Effective: Oct. 1, 2012
Health care remains one of the few industries still tied to paper records. The new law kicks off a series of changes to usher in electronic records.
"We're missing some serious tools here," says Mark Savage, senior attorney at Consumers Union, who has been working on electronic records since 2009.
"The analogy I use is: What if the Federal Reserve Board did not have electronic access to the economic information in the various banks during the financial crisis?" he says. "And what if all the information they requested got faxed back to them, which is what doctors are doing? It would have been a nightmare."
Dr. Stream says the savings from nonduplication of services alone could be staggering.

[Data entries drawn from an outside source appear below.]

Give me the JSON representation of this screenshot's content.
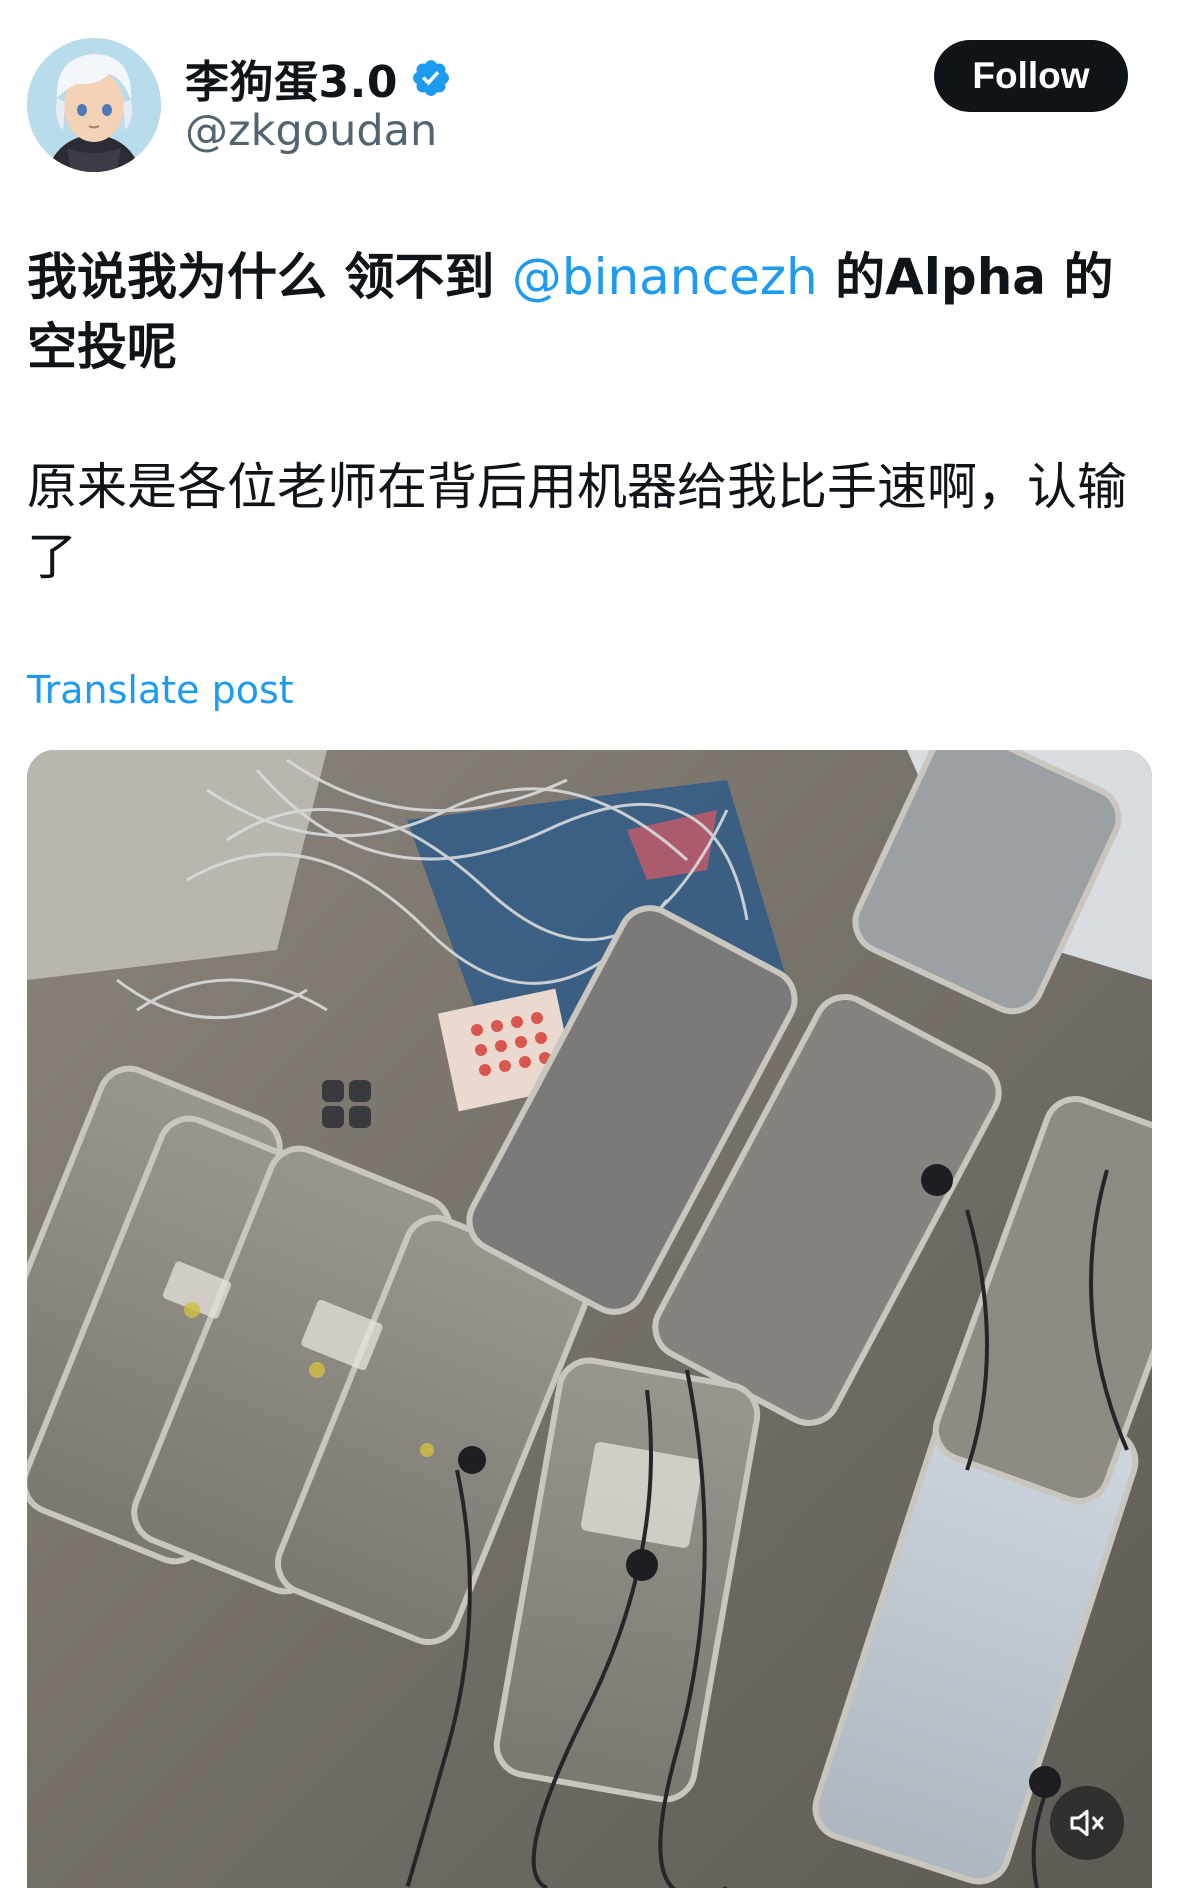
{
  "author": {
    "display_name": "李狗蛋3.0",
    "handle": "@zkgoudan",
    "verified_icon": "verified-badge-icon",
    "avatar_icon": "anime-avatar-icon"
  },
  "follow": {
    "label": "Follow"
  },
  "post": {
    "line1_prefix": "我说我为什么 领不到 ",
    "mention": "@binancezh",
    "line1_suffix": " 的Alpha 的空投呢",
    "line2": "原来是各位老师在背后用机器给我比手速啊，认输了"
  },
  "translate": {
    "label": "Translate post"
  },
  "media": {
    "kind": "video",
    "mute_icon": "speaker-muted-icon"
  },
  "colors": {
    "accent": "#1d9bf0",
    "text": "#0f1419",
    "muted": "#536471",
    "button": "#0f1419"
  }
}
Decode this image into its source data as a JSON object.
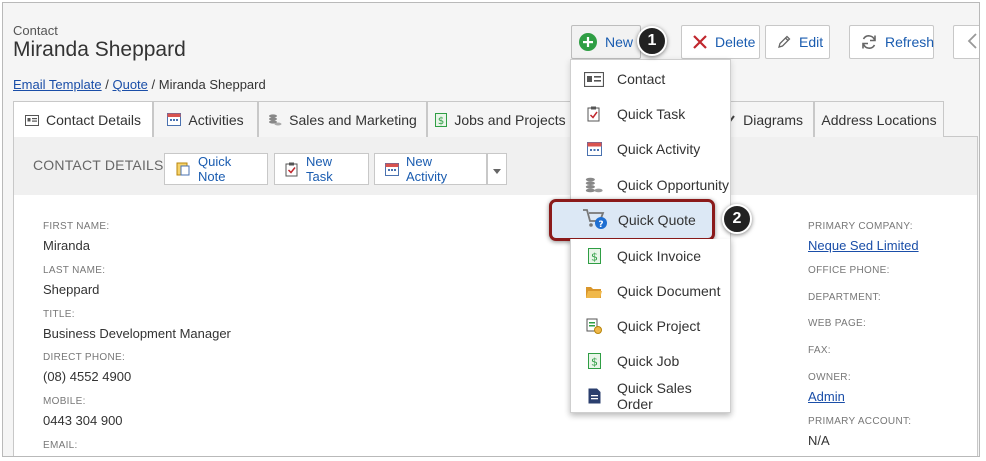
{
  "header": {
    "entity_label": "Contact",
    "title": "Miranda Sheppard",
    "breadcrumb": {
      "link1": "Email Template",
      "sep1": " / ",
      "link2": "Quote",
      "sep2": " / ",
      "current": "Miranda Sheppard"
    }
  },
  "toolbar": {
    "new_label": "New",
    "delete_label": "Delete",
    "edit_label": "Edit",
    "refresh_label": "Refresh"
  },
  "callouts": {
    "one": "1",
    "two": "2"
  },
  "tabs": [
    {
      "label": "Contact Details",
      "icon": "id-card-icon"
    },
    {
      "label": "Activities",
      "icon": "calendar-icon"
    },
    {
      "label": "Sales and Marketing",
      "icon": "coins-icon"
    },
    {
      "label": "Jobs and Projects",
      "icon": "dollar-doc-icon"
    },
    {
      "label": "Diagrams",
      "icon": "diagram-icon"
    },
    {
      "label": "Address Locations",
      "icon": ""
    }
  ],
  "section": {
    "title": "CONTACT DETAILS",
    "quick_note": "Quick Note",
    "new_task": "New Task",
    "new_activity": "New Activity"
  },
  "fields_left": [
    {
      "label": "FIRST NAME:",
      "value": "Miranda"
    },
    {
      "label": "LAST NAME:",
      "value": "Sheppard"
    },
    {
      "label": "TITLE:",
      "value": "Business Development Manager"
    },
    {
      "label": "DIRECT PHONE:",
      "value": "(08) 4552 4900"
    },
    {
      "label": "MOBILE:",
      "value": "0443 304 900"
    },
    {
      "label": "EMAIL:",
      "value": ""
    }
  ],
  "fields_right": [
    {
      "label": "PRIMARY COMPANY:",
      "value": "Neque Sed Limited"
    },
    {
      "label": "OFFICE PHONE:",
      "value": ""
    },
    {
      "label": "DEPARTMENT:",
      "value": ""
    },
    {
      "label": "WEB PAGE:",
      "value": ""
    },
    {
      "label": "FAX:",
      "value": ""
    },
    {
      "label": "OWNER:",
      "value": "Admin"
    },
    {
      "label": "PRIMARY ACCOUNT:",
      "value": "N/A"
    }
  ],
  "new_menu": [
    {
      "label": "Contact",
      "icon": "contact-card-icon"
    },
    {
      "label": "Quick Task",
      "icon": "task-icon"
    },
    {
      "label": "Quick Activity",
      "icon": "calendar-icon"
    },
    {
      "label": "Quick Opportunity",
      "icon": "coins-icon"
    },
    {
      "label": "Quick Quote",
      "icon": "cart-question-icon"
    },
    {
      "label": "Quick Invoice",
      "icon": "dollar-doc-icon"
    },
    {
      "label": "Quick Document",
      "icon": "folder-icon"
    },
    {
      "label": "Quick Project",
      "icon": "project-icon"
    },
    {
      "label": "Quick Job",
      "icon": "dollar-doc-icon"
    },
    {
      "label": "Quick Sales Order",
      "icon": "document-icon"
    }
  ],
  "colors": {
    "link": "#1a4ea8",
    "accent_green": "#2f9e44",
    "delete_red": "#c0272d",
    "highlight_border": "#8b1a1a"
  }
}
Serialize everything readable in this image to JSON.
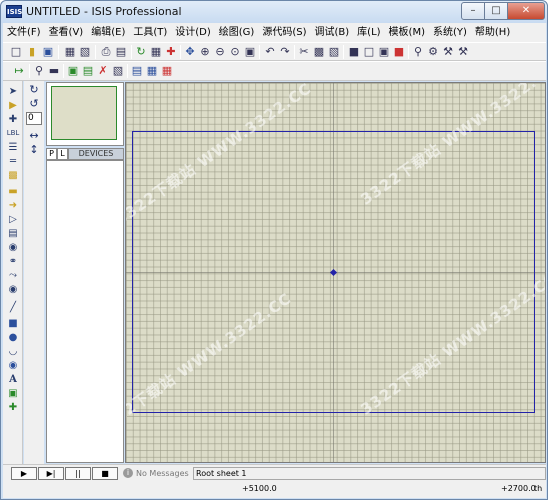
{
  "window": {
    "title": "UNTITLED - ISIS Professional",
    "app_icon_text": "ISIS",
    "min_glyph": "–",
    "max_glyph": "□",
    "close_glyph": "✕"
  },
  "menu": [
    "文件(F)",
    "查看(V)",
    "编辑(E)",
    "工具(T)",
    "设计(D)",
    "绘图(G)",
    "源代码(S)",
    "调试(B)",
    "库(L)",
    "模板(M)",
    "系统(Y)",
    "帮助(H)"
  ],
  "rotate": {
    "angle_value": "0",
    "rotate_cw_glyph": "↻",
    "rotate_ccw_glyph": "↺",
    "mirror_h_glyph": "↔",
    "mirror_v_glyph": "↕"
  },
  "device_panel": {
    "tab_p": "P",
    "tab_l": "L",
    "title": "DEVICES"
  },
  "watermark_text": "3322下载站 WWW.3322.CC",
  "status": {
    "play": "▶",
    "step": "▶|",
    "pause": "||",
    "stop": "■",
    "message_icon": "i",
    "messages": "No Messages",
    "sheet": "Root sheet 1"
  },
  "coords": {
    "x": "+5100.0",
    "y": "+2700.0",
    "unit": "th"
  },
  "colors": {
    "sheet_border": "#2323a8",
    "canvas_bg": "#dcdcc8",
    "overview_border": "#2c8a2c"
  }
}
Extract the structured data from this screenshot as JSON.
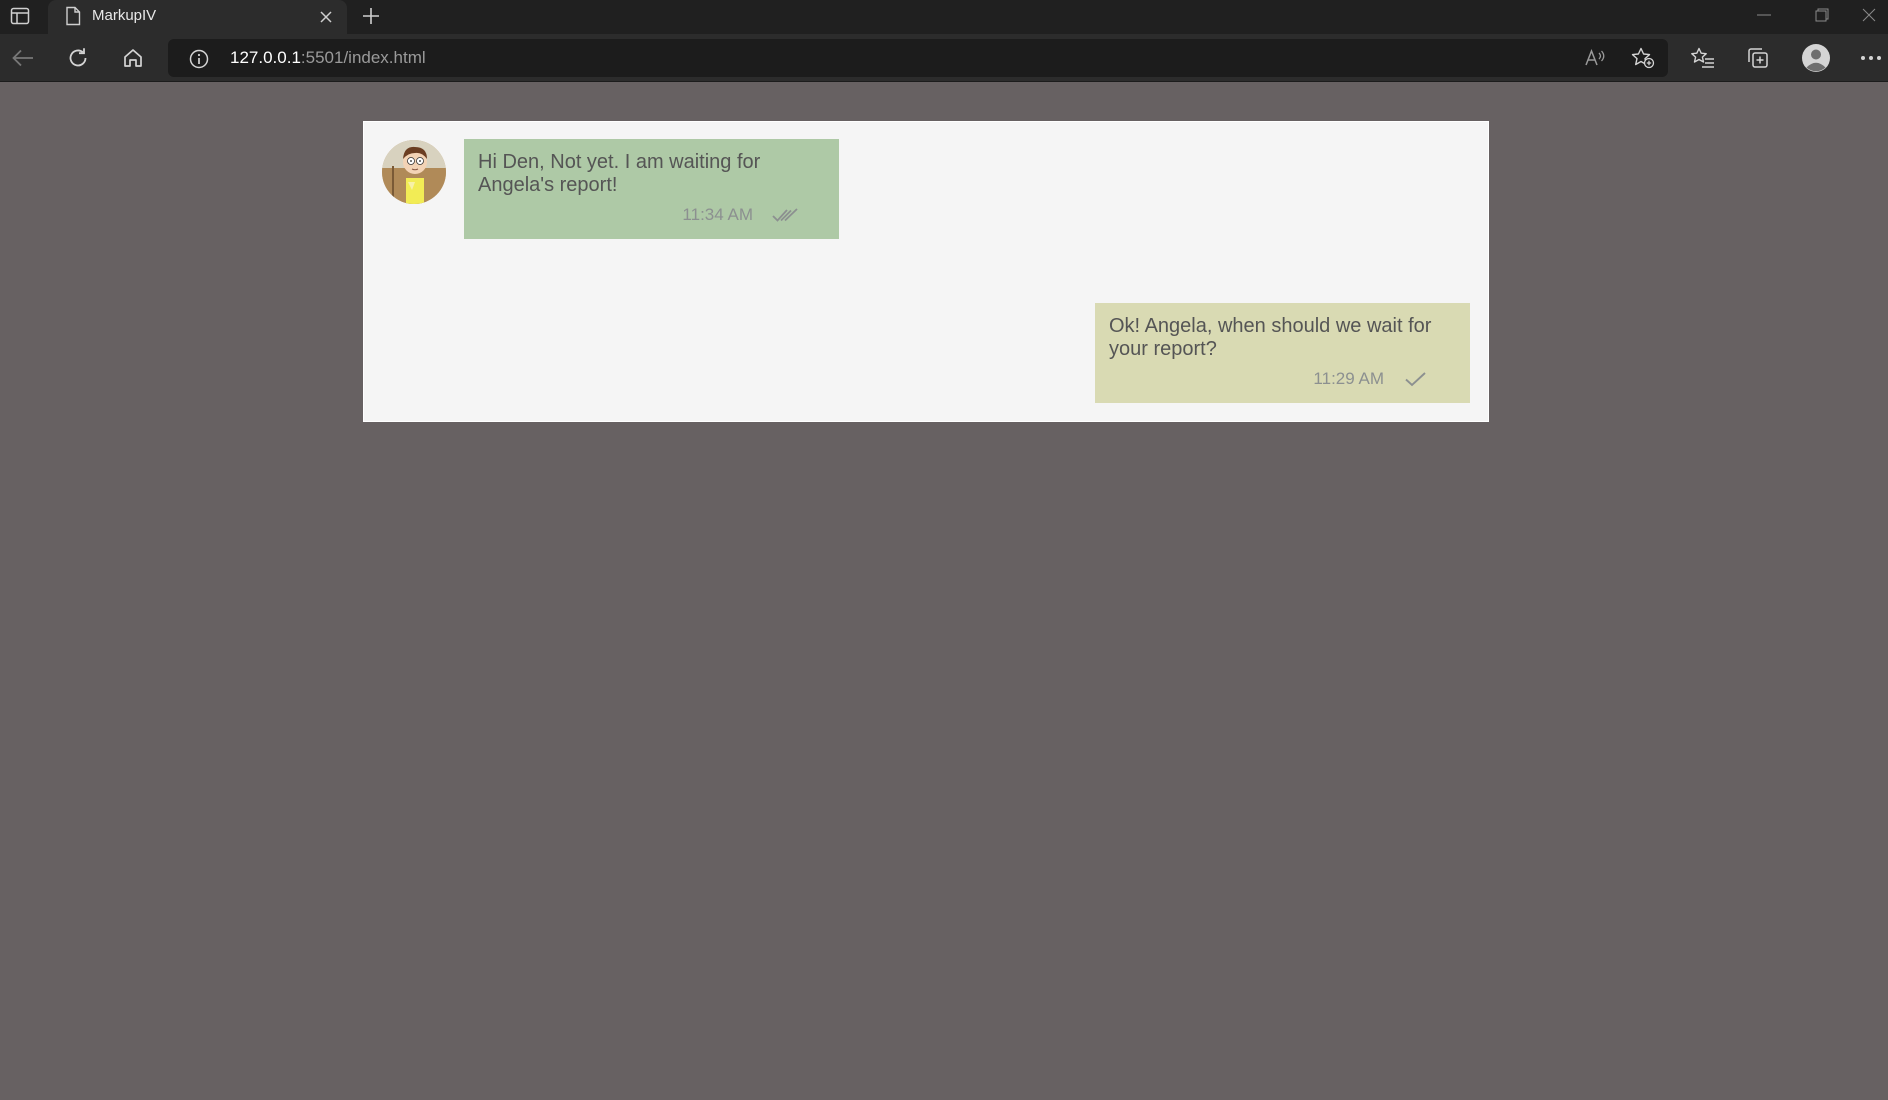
{
  "browser": {
    "tab_title": "MarkupIV",
    "url_host": "127.0.0.1",
    "url_rest": ":5501/index.html"
  },
  "chat": {
    "messages": [
      {
        "direction": "incoming",
        "text": "Hi Den, Not yet. I am waiting for Angela's report!",
        "time": "11:34 AM",
        "status": "double-check-icon",
        "color": "#aec9a6"
      },
      {
        "direction": "outgoing",
        "text": "Ok! Angela, when should we wait for your report?",
        "time": "11:29 AM",
        "status": "single-check-icon",
        "color": "#d9dab3"
      }
    ]
  },
  "colors": {
    "page_background": "#676162",
    "chat_background": "#f5f5f5"
  }
}
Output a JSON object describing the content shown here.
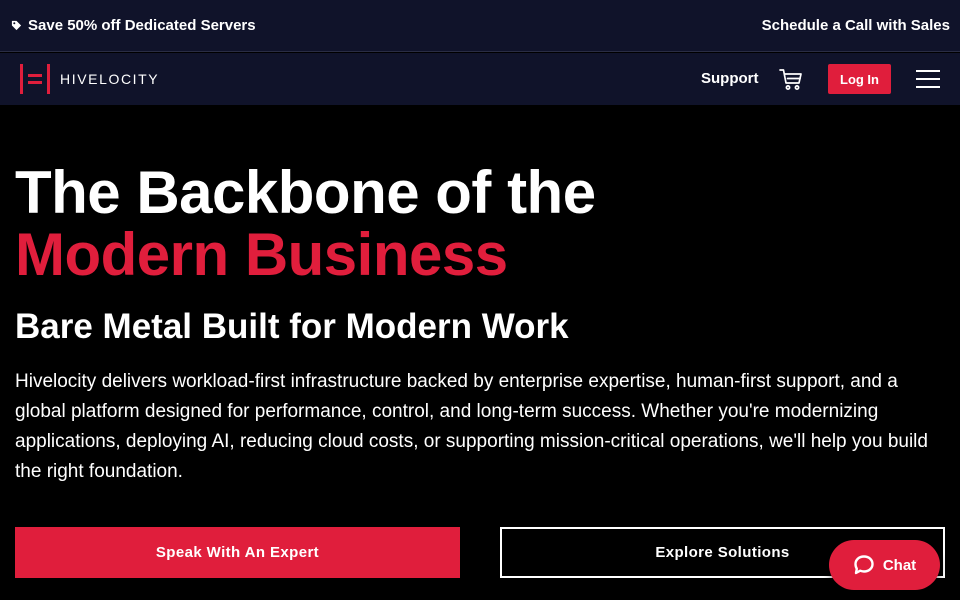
{
  "promo": {
    "left_text": "Save 50% off Dedicated Servers",
    "right_text": "Schedule a Call with Sales"
  },
  "nav": {
    "logo_text": "HIVELOCITY",
    "support_label": "Support",
    "login_label": "Log In"
  },
  "hero": {
    "title_line1": "The Backbone of the",
    "title_line2": "Modern Business",
    "subtitle": "Bare Metal Built for Modern Work",
    "body": "Hivelocity delivers workload-first infrastructure backed by enterprise expertise, human-first support, and a global platform designed for performance, control, and long-term success. Whether you're modernizing applications, deploying AI, reducing cloud costs, or supporting mission-critical operations, we'll help you build the right foundation.",
    "primary_cta": "Speak With An Expert",
    "secondary_cta": "Explore Solutions"
  },
  "chat": {
    "label": "Chat"
  },
  "colors": {
    "brand_red": "#e01e3c",
    "nav_bg": "#10132a",
    "page_bg": "#000000"
  },
  "icons": {
    "promo": "tag-icon",
    "cart": "cart-icon",
    "menu": "hamburger-menu-icon",
    "chat": "chat-bubble-icon"
  }
}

"Say a patient comes to me with a painful knee, and I take an X-ray. And tomorrow, their knee is worse, and they go to the emergency room. If the ER physician can't see the X-ray I did yesterday, they're going to do another X-ray. The patient is going to get double X-ray exposure and double expense," he says. "If you can make that information available, it helps both on cost and patient safety."